I think that we can forgive but that forgiveness is a process and never complete. The boy who was molested or the woman who was beaten, can try to forgive but they can never forget (and probably never completely forgive).

Sometimes we Evangelicals are taught to lie about our emotions, especially those who have been involved with the Prosperity Gospel point view. We are taught that forgiveness and healing are like magic pixie dust.

Anonymous said...

Anon, Justin, MJ --

There's a reason one of my favorite pieces of Eighties music is "Veteran of the Psychic Wars" by Blue Oyster Cult (lyrics on dropdown).

If you reach your 50s and can't sing along with BOC on this, you're living up around the 80th floor of MJ's building.

Headless Unicorn Guy

Anonymous said...

Therefore, when a young boy is sexually molested, or a woman is beat up by her husband . . . then he leaves her for another woman, or a man watches as his wife dies from a dreadful disease, those wounds are never healed (completely) in this lifetime. They can enter the process of healing. The pain can diminish over time but never go away.

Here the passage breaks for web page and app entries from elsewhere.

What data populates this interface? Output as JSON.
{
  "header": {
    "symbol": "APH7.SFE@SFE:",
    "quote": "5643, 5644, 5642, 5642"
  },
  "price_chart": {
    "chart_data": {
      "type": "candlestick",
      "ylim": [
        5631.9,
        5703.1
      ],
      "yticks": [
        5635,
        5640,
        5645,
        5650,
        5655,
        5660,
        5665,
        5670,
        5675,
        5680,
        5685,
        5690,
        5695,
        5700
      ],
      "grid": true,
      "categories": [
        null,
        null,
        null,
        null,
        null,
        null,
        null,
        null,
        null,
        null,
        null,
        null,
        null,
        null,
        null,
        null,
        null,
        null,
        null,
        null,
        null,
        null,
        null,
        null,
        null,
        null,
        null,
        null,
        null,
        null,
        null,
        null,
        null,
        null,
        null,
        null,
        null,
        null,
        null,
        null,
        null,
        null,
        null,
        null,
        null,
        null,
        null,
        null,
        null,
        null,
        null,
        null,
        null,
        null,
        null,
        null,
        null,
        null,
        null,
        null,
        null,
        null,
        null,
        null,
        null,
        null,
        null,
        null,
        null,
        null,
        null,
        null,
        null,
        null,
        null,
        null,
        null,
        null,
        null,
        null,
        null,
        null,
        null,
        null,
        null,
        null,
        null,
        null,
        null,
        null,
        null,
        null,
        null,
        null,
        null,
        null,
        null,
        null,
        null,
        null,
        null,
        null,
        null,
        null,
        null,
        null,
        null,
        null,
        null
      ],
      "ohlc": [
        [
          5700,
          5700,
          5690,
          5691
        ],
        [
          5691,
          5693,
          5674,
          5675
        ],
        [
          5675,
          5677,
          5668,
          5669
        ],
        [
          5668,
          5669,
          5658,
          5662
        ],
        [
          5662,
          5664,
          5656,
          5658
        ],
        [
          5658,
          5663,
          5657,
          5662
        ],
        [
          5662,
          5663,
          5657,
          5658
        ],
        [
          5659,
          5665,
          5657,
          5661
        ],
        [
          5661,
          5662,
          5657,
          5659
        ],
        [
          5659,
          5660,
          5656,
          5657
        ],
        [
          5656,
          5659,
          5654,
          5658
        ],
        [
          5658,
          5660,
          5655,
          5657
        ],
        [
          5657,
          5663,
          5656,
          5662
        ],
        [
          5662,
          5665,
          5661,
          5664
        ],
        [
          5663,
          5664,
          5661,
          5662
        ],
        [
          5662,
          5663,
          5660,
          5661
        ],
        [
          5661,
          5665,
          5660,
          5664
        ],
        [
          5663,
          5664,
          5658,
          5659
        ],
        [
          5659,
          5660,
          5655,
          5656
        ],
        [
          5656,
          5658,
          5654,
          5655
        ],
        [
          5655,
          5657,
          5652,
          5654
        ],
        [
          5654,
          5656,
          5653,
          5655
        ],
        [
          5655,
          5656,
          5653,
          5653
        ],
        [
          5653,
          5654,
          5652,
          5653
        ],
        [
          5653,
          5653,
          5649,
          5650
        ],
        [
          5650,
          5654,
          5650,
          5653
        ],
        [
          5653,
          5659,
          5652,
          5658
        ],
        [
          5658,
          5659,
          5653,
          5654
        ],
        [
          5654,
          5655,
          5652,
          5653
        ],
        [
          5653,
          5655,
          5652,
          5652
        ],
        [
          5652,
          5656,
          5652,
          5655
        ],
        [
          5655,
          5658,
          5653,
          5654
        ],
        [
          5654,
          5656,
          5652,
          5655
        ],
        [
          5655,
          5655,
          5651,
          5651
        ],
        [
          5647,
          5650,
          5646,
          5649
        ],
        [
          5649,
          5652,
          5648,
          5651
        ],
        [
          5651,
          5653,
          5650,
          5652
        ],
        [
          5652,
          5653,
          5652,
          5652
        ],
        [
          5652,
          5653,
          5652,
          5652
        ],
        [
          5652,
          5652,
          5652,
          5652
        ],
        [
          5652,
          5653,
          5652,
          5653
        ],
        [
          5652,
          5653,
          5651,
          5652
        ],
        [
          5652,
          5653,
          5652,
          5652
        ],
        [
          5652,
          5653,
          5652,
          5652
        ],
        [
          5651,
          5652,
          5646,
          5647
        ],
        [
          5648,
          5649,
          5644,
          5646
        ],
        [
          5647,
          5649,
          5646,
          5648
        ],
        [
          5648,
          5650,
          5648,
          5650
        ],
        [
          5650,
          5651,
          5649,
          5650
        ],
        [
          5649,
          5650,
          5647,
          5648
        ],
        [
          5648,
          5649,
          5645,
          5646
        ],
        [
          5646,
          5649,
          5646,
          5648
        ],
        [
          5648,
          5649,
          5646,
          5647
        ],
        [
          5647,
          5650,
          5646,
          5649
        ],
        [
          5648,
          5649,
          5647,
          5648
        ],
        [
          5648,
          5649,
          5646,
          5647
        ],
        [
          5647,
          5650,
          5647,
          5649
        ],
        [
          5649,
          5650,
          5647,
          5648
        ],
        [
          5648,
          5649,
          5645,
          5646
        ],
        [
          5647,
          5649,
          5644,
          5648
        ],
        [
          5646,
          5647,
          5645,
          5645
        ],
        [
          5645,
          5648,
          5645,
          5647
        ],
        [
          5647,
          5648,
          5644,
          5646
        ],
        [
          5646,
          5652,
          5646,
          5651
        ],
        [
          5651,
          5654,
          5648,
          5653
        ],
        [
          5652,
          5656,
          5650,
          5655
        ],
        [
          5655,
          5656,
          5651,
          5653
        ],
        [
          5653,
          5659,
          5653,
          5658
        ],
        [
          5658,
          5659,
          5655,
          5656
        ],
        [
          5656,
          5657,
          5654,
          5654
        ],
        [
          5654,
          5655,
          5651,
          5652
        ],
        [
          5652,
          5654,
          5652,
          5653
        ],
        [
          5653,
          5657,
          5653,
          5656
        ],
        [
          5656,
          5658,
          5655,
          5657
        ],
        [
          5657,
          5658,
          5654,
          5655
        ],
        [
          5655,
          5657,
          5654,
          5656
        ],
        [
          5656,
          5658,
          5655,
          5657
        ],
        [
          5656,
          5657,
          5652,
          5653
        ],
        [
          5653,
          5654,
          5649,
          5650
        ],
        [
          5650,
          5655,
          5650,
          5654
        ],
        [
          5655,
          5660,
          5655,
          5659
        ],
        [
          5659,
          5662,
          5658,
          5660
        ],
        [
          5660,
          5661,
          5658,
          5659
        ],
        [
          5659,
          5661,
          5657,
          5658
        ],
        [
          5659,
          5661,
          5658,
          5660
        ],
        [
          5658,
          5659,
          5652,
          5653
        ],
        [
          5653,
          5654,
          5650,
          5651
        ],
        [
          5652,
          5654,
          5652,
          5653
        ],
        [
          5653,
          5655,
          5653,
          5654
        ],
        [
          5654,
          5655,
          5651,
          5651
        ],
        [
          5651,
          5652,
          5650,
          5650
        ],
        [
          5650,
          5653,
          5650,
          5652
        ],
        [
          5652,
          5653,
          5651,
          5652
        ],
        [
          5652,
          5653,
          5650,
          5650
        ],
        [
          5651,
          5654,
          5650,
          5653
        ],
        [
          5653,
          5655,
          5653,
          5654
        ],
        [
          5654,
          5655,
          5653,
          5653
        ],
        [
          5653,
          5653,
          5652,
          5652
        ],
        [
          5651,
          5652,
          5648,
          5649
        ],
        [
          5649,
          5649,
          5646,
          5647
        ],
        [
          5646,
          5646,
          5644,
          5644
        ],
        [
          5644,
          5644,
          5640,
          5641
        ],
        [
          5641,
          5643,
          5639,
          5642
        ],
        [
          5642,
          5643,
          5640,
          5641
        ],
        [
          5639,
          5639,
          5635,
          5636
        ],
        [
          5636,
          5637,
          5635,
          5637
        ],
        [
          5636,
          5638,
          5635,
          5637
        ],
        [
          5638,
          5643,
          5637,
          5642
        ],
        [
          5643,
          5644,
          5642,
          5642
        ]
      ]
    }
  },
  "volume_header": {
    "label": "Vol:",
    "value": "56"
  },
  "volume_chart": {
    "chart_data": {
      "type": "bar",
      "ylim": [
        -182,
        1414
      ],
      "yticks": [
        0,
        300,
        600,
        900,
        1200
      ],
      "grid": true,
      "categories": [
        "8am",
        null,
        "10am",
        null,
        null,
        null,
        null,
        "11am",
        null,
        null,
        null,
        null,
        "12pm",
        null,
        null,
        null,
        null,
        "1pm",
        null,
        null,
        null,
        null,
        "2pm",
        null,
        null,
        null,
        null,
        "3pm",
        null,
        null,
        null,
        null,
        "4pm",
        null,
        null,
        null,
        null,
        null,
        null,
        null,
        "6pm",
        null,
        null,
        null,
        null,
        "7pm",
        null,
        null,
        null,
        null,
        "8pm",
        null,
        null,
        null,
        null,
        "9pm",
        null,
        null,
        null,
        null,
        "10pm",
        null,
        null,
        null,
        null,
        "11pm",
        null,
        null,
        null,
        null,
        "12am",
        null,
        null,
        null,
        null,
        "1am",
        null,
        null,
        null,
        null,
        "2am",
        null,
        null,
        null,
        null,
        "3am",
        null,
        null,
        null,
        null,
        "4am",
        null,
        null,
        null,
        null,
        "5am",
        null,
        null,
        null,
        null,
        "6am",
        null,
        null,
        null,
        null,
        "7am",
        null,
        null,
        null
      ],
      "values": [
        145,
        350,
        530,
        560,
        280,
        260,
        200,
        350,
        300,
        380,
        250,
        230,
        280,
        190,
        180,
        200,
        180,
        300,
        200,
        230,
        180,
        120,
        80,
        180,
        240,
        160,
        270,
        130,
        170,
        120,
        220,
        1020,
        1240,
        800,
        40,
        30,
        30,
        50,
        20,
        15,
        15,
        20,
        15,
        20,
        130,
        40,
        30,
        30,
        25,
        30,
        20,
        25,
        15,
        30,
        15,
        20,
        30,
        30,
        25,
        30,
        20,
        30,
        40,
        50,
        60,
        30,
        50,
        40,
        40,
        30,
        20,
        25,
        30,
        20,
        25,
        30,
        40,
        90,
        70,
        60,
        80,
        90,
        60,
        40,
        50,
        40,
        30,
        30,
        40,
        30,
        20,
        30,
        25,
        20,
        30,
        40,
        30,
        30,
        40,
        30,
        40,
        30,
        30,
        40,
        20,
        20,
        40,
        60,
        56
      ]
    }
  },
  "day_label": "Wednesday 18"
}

MJ, you've read "Soliloquy to a Cobra in a White Dress". Those ARE my wounds. And they never healed. Not even after 25 years AA (After Ann).

Headless Unicorn Guy